WORK INSTRUCTIONS:
Go through the entries below and copy every line that holds the word "message".

EXERCISE MATERIAL:
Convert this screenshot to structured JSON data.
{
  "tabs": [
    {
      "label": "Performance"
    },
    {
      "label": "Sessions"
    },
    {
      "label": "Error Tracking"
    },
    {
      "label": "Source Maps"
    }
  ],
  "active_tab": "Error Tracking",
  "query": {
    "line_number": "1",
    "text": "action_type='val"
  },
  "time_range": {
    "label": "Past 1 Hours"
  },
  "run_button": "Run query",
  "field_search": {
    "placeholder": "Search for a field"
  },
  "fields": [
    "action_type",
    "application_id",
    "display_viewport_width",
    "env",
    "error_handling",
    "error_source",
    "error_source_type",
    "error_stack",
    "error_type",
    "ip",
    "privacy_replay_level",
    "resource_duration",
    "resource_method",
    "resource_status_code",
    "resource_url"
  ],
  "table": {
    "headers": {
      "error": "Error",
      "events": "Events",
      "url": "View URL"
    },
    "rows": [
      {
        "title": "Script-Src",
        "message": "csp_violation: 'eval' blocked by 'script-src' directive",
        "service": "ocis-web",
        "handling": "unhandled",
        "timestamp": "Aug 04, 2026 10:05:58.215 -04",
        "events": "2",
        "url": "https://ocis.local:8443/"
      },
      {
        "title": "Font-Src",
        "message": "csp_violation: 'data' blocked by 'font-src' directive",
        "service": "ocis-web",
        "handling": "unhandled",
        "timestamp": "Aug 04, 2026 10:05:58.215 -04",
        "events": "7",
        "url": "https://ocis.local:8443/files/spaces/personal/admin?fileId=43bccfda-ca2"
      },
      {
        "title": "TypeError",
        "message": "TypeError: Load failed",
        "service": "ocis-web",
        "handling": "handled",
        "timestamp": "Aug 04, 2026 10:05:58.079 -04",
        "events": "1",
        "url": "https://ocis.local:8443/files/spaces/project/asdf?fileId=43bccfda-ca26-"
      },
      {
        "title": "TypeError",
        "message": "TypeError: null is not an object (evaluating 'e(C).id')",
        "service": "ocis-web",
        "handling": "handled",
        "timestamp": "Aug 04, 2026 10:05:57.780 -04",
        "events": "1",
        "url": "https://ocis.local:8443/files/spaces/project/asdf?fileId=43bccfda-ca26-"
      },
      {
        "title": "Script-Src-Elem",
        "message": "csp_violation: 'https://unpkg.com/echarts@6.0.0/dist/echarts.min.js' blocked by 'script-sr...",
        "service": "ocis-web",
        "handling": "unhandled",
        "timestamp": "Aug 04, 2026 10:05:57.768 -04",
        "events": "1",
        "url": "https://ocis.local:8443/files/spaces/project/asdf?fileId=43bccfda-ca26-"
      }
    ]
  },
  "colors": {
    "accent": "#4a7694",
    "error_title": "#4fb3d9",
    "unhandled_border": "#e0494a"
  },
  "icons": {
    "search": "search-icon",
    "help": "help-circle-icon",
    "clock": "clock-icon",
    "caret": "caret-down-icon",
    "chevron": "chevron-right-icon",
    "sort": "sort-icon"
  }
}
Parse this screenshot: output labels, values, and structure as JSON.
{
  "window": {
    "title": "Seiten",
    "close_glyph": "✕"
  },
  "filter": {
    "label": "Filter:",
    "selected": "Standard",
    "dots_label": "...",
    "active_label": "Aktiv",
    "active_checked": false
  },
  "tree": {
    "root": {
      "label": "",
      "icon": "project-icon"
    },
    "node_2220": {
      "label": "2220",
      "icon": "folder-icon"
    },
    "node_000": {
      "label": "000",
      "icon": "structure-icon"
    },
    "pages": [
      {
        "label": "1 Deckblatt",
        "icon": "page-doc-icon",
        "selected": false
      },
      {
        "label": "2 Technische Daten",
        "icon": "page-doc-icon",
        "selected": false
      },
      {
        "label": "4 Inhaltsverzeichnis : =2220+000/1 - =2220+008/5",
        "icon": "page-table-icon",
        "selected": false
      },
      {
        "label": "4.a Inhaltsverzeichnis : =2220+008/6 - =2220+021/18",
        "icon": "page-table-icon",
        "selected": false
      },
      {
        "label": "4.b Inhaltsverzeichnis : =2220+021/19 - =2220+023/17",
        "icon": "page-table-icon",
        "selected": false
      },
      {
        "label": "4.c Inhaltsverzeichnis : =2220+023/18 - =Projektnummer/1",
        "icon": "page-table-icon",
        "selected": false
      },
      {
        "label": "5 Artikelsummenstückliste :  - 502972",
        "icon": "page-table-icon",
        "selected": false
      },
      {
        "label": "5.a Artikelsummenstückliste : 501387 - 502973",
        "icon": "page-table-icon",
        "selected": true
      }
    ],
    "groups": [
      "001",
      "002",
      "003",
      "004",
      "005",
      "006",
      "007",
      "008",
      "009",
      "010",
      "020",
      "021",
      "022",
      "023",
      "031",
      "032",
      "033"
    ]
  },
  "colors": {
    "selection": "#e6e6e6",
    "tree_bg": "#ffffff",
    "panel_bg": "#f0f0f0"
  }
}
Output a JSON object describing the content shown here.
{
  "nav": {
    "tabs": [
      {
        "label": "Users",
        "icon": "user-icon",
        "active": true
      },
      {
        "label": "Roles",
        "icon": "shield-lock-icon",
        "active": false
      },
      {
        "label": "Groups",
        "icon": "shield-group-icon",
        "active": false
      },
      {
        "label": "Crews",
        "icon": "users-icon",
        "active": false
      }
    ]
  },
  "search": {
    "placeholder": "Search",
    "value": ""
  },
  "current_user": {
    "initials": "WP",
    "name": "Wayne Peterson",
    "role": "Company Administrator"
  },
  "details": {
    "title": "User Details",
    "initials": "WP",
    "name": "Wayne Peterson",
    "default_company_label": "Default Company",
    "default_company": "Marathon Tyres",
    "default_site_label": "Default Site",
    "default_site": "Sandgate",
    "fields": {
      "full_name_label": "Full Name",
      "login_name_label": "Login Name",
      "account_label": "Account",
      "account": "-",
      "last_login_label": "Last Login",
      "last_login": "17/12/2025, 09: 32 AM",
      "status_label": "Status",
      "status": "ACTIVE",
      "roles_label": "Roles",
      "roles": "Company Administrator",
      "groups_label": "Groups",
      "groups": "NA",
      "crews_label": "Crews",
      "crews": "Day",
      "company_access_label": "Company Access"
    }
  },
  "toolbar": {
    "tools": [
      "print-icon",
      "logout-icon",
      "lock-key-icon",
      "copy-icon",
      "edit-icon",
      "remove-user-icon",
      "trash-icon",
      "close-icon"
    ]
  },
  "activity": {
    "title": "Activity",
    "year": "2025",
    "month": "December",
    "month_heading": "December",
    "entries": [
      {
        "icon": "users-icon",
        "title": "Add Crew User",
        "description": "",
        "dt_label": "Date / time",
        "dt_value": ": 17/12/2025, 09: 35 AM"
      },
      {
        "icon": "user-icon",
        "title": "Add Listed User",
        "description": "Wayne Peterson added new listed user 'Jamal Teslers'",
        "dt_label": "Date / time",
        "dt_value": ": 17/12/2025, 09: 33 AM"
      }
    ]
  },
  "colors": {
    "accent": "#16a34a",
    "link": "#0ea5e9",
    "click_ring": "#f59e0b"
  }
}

EXERCISE RESULT:
        "message": "csp_violation: 'eval' blocked by 'script-src' directive",
        "message": "csp_violation: 'data' blocked by 'font-src' directive",
        "message": "TypeError: Load failed",
        "message": "TypeError: null is not an object (evaluating 'e(C).id')",
        "message": "csp_violation: 'https://unpkg.com/echarts@6.0.0/dist/echarts.min.js' blocked by 'script-sr...",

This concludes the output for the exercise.